After all, Walt starts the pilot so far away from that moment, and it takes so many details to move him towards it (the birthday, getting mocked by the student at the car wash, the cancer diagnosis, getting mocked by Hank, the news story about Hank’s bust, the unexpected reunion with Jesse, etc…) Surely all of that escalation could have filled up the entire pilot.
But the show somehow manages to cram all of those twists into just the first 30 minutes. This leaves creator Vince Gilligan time to fill the second half with a foreshortened version of a typical episode: a drug deal gone wrong, a harrowing brush with death, a chemistry-based solution, and escalating damage control.
What are the advantages? First of all, it ensures that the first half really flies, which is great, because Walt’s life in this section is really frustrating and he’s not really pursuing any goals yet (Or not that we can see...In retrospect, he may have been considering this life change even before his diagnosis.)
Most remarkably, it manages to do so without ignoring small character moments that have nothing to with the plot. In one odd little scene, we see Walt drive home from school in his Aztek and notice the handicapped mirror-hanger. He gets annoyed by it and tries to toss it in his glove compartment, which won’t close, forcing him to bang it over and over. It’s a little 20 second moment, but it goes a long way to assure us that this isn’t just a Rube-Goldberg-contraption of a story mechanistically headed towards one final outcome. (It’s also a nice hint of suppressed frustration with his son’s handicap, despite how admirably he interacts with Walt Jr. the rest of the time)
But the best reason to compress the story is to ensure that the pilot delivers not just the premise, but also the promise of the show. We see how things might go down and go wrong every week, and we see that it’ll be entertaining.
Of course, it should feel ridiculous to move our idealistic school teacher all the way to his first botched drug deal and his first killing on his first day on the job, but the progression of events feels natural enough. Actually, the final version is even more sped-up than the pilot script. In the script, Emilio and Crazy-8 show up on the second day of cooking, which makes a lot more sense, but in the finished pilot, they seem to show up on the first day, which implies that Jesse rushed back to town to sell the first batch while the second batch was cooking. Nevertheless, it doesn’t feel that absurd as it goes down.
an ironic sequence of events, rather than sheer aggression that doesn’t match the villains’ best interest.
That leaves one last trick, which is something that most pilot writers can’t do: it cheats on the time. The episode takes up a 58 minutes without breaks, which means that, whenever AMC runs it, they have to show it with limited commercials or expand it to 90 minutes, which messes up their schedule.
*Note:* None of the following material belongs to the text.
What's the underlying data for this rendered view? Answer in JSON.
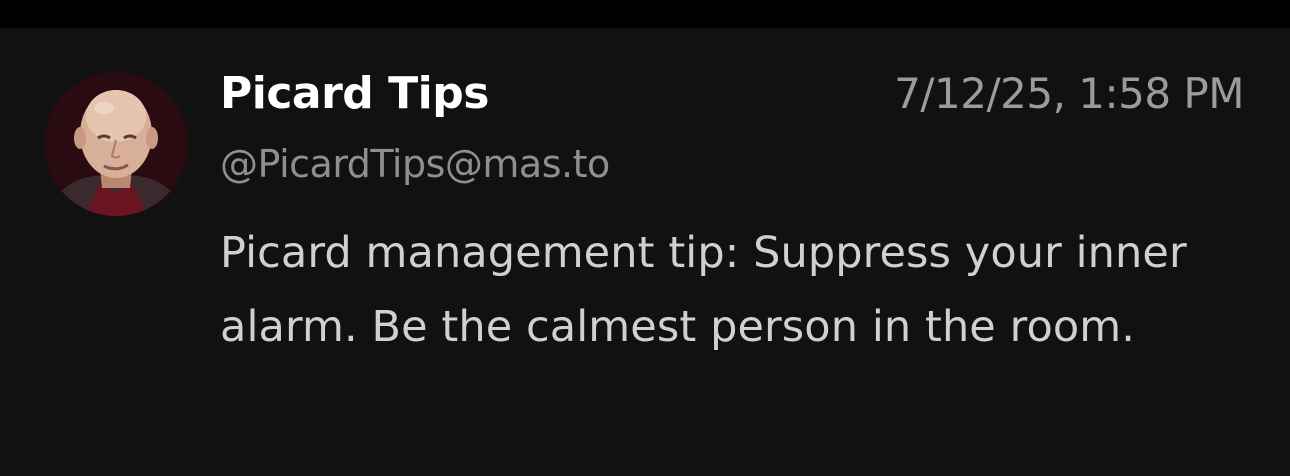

You might assume that this was because it was developed for HBO or Showtime, but no, it was developed for FX before it made the jump to AMC and FX also has ads. Basically, Gilligan just used the clout that he had accumulated on “The X-Files” to demand special treatment, and he got it.
So don’t try this at home, right? Well, some spec-pilot-writers claim that their pilot is intended for pay-cable, even though they know it’s more likely to find a home on FX or AMC, and they just want more pages. It’s a cheat, but if it gives you the freedom you need to write something as good as “Breaking Bad”, it just might be a cheat you want to take.